Items from an interface collection
■ ■ ■ ■ ■ ■ ■
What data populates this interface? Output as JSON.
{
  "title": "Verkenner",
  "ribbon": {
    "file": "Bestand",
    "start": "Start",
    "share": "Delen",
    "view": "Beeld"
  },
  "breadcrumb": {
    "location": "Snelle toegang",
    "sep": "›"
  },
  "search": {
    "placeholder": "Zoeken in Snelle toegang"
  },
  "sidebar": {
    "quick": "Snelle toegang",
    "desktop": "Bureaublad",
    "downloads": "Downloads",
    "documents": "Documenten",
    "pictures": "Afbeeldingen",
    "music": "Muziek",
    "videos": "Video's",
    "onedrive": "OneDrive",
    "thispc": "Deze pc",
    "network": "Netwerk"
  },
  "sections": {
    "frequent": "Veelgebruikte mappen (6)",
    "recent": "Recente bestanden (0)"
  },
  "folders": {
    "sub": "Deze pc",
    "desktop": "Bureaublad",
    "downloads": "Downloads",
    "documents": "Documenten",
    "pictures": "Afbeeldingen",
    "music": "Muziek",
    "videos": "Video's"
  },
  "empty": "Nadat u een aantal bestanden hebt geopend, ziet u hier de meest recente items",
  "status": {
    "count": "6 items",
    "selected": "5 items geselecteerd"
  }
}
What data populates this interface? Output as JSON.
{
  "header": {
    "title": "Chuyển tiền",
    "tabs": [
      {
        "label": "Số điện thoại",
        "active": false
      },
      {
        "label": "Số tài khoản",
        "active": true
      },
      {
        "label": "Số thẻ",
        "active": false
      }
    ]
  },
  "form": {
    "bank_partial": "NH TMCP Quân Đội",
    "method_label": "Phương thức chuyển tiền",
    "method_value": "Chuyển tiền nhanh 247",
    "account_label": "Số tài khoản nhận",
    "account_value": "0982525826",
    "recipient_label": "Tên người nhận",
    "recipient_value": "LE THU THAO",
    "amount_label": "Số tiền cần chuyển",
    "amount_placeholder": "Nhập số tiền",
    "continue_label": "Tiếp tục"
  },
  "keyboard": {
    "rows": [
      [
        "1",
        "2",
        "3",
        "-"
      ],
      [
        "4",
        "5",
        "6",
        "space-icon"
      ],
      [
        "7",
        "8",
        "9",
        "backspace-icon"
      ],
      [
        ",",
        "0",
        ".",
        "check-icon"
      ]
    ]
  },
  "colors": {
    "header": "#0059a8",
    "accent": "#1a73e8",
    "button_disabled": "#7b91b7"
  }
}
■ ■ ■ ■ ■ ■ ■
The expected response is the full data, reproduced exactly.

What data populates this interface? Output as JSON.
{
  "title": "Verkenner",
  "ribbon": {
    "file": "Bestand",
    "start": "Start",
    "share": "Delen",
    "view": "Beeld"
  },
  "breadcrumb": {
    "location": "Snelle toegang",
    "sep": "›"
  },
  "search": {
    "placeholder": "Zoeken in Snelle toegang"
  },
  "sidebar": {
    "quick": "Snelle toegang",
    "desktop": "Bureaublad",
    "downloads": "Downloads",
    "documents": "Documenten",
    "pictures": "Afbeeldingen",
    "music": "Muziek",
    "videos": "Video's",
    "onedrive": "OneDrive",
    "thispc": "Deze pc",
    "network": "Netwerk"
  },
  "sections": {
    "frequent": "Veelgebruikte mappen (6)",
    "recent": "Recente bestanden (0)"
  },
  "folders": {
    "sub": "Deze pc",
    "desktop": "Bureaublad",
    "downloads": "Downloads",
    "documents": "Documenten",
    "pictures": "Afbeeldingen",
    "music": "Muziek",
    "videos": "Video's"
  },
  "empty": "Nadat u een aantal bestanden hebt geopend, ziet u hier de meest recente items",
  "status": {
    "count": "6 items",
    "selected": "5 items geselecteerd"
  }
}
What data populates this interface? Output as JSON.
{
  "header": {
    "title": "Chuyển tiền",
    "tabs": [
      {
        "label": "Số điện thoại",
        "active": false
      },
      {
        "label": "Số tài khoản",
        "active": true
      },
      {
        "label": "Số thẻ",
        "active": false
      }
    ]
  },
  "form": {
    "bank_partial": "NH TMCP Quân Đội",
    "method_label": "Phương thức chuyển tiền",
    "method_value": "Chuyển tiền nhanh 247",
    "account_label": "Số tài khoản nhận",
    "account_value": "0982525826",
    "recipient_label": "Tên người nhận",
    "recipient_value": "LE THU THAO",
    "amount_label": "Số tiền cần chuyển",
    "amount_placeholder": "Nhập số tiền",
    "continue_label": "Tiếp tục"
  },
  "keyboard": {
    "rows": [
      [
        "1",
        "2",
        "3",
        "-"
      ],
      [
        "4",
        "5",
        "6",
        "space-icon"
      ],
      [
        "7",
        "8",
        "9",
        "backspace-icon"
      ],
      [
        ",",
        "0",
        ".",
        "check-icon"
      ]
    ]
  },
  "colors": {
    "header": "#0059a8",
    "accent": "#1a73e8",
    "button_disabled": "#7b91b7"
  }
}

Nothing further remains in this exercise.